Read through the entries below and copy each line where "image" turns up.

Web page and app entries:
◆ ◆ ◆ ◆ ◆

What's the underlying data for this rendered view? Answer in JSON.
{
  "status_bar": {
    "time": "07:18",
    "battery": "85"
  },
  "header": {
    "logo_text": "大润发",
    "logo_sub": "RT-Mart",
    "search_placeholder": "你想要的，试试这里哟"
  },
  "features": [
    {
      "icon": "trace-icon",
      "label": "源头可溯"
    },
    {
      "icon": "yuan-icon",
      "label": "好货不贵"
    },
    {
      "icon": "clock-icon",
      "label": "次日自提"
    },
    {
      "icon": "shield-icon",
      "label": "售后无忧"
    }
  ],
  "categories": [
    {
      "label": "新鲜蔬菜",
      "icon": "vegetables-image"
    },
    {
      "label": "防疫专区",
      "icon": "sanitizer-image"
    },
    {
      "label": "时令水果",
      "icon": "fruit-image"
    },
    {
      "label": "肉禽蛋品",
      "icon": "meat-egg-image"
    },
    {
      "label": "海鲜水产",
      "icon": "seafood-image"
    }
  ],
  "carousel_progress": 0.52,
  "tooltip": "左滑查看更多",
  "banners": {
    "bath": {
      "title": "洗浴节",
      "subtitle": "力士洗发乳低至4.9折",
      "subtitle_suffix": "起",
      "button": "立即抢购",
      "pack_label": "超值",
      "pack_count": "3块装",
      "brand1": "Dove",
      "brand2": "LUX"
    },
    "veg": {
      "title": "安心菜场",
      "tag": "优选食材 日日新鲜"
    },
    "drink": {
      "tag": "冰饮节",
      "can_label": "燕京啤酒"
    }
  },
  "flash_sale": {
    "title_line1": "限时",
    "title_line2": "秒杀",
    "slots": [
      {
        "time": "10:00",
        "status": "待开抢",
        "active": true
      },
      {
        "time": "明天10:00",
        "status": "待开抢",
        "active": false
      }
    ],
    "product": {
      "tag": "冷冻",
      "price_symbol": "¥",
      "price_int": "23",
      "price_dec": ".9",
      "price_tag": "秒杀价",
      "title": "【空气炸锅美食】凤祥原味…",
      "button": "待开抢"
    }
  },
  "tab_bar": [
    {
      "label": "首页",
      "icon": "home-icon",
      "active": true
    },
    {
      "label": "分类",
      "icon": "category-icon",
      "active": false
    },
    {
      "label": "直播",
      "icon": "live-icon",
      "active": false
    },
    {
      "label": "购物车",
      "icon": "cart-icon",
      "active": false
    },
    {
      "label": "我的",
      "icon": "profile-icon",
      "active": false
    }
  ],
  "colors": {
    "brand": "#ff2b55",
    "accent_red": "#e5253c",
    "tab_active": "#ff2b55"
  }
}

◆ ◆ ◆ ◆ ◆

PROBLEM SOLUTION:
      "icon": "vegetables-image"
      "icon": "sanitizer-image"
      "icon": "fruit-image"
      "icon": "meat-egg-image"
      "icon": "seafood-image"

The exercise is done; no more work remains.